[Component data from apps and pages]
§ §
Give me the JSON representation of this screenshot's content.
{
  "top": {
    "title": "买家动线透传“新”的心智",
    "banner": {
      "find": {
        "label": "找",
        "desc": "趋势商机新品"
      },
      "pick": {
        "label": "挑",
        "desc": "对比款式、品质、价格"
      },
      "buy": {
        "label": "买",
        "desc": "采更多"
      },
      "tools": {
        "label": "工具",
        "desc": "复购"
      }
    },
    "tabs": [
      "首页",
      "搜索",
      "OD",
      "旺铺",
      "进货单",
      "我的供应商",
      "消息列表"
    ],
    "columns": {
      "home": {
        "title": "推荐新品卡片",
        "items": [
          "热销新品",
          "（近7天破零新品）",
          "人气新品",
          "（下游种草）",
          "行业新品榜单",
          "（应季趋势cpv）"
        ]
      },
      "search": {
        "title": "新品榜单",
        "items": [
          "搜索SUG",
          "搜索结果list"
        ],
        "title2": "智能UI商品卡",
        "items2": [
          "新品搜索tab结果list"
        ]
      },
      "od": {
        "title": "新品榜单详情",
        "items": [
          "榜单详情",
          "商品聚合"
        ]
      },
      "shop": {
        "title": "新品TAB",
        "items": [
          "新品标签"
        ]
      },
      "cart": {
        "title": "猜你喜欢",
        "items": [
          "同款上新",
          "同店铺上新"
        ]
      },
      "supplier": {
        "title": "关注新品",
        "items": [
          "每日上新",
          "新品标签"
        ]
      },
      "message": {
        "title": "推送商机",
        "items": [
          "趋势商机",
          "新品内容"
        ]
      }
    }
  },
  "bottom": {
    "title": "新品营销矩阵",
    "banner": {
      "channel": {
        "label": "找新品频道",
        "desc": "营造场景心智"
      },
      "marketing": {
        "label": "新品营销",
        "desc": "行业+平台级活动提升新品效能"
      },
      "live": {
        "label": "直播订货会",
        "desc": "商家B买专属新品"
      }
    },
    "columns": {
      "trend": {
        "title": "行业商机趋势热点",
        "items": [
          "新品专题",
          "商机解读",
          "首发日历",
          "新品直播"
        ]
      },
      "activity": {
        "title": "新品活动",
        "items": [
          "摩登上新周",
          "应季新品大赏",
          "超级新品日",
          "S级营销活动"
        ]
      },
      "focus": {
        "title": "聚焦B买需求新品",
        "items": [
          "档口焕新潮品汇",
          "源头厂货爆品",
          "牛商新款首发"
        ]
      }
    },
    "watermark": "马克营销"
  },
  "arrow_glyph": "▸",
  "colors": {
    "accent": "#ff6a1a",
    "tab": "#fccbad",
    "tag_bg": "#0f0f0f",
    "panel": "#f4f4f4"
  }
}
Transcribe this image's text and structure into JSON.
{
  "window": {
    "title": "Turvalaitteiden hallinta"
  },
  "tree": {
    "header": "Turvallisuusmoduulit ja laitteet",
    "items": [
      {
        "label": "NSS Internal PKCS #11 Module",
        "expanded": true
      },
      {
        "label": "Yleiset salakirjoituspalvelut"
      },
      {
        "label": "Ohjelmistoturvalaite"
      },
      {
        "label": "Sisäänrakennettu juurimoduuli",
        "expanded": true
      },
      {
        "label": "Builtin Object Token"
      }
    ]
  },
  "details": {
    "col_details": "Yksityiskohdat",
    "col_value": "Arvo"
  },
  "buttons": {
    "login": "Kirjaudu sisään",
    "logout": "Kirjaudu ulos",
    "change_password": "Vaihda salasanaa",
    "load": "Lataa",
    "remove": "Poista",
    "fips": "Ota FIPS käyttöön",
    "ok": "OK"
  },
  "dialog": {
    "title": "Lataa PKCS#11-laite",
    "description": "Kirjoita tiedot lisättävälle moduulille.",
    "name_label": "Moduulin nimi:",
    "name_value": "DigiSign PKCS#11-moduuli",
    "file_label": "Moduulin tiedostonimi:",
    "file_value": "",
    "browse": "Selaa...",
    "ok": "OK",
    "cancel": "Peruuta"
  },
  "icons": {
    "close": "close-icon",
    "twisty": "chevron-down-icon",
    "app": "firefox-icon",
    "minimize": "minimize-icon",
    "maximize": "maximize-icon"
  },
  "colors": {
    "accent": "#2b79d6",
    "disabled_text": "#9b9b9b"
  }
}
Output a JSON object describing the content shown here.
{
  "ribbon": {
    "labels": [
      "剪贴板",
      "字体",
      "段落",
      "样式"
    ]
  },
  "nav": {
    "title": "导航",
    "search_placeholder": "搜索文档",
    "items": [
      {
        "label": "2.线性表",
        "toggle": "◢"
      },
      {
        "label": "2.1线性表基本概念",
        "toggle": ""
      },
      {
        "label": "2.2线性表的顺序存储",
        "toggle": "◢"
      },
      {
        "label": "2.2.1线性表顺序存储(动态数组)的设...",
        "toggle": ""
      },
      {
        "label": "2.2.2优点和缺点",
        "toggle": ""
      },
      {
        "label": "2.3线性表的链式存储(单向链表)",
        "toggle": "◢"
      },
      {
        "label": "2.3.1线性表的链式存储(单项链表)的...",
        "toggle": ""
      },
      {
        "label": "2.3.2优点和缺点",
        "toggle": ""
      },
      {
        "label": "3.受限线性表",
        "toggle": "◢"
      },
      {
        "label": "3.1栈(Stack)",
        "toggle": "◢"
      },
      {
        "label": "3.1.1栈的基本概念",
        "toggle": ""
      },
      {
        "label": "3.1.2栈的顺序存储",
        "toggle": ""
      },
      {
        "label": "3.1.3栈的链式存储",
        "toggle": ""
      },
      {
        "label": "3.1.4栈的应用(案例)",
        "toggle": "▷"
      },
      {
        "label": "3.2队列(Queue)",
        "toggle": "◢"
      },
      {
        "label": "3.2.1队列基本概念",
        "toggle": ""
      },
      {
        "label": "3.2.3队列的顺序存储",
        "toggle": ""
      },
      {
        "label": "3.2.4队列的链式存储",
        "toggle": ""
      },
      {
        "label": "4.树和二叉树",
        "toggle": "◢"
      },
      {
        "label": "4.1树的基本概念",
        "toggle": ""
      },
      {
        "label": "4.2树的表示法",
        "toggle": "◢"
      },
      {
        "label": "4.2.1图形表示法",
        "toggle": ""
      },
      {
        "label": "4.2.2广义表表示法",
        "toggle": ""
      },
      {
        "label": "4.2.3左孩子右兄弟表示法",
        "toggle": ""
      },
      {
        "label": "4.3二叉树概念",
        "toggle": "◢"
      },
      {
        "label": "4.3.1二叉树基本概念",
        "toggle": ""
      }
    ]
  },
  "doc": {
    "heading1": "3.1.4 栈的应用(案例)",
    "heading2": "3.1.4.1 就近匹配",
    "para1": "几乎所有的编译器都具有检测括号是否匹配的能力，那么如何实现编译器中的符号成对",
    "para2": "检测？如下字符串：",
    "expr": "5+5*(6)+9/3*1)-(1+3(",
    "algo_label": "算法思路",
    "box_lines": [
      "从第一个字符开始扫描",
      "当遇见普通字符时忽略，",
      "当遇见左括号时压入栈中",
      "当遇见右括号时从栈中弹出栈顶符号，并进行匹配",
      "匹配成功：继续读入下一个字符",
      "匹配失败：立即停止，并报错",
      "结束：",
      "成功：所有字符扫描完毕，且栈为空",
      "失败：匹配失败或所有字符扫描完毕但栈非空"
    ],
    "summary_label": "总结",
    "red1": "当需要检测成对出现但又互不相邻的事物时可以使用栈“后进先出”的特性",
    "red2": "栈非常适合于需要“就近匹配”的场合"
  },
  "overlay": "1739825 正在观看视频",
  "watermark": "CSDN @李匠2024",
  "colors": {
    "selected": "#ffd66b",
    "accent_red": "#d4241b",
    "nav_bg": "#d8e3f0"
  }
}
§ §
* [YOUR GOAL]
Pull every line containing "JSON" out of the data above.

* [RESPONSE BELOW]
Give me the JSON representation of this screenshot's content.
Transcribe this image's text and structure into JSON.
Output a JSON object describing the content shown here.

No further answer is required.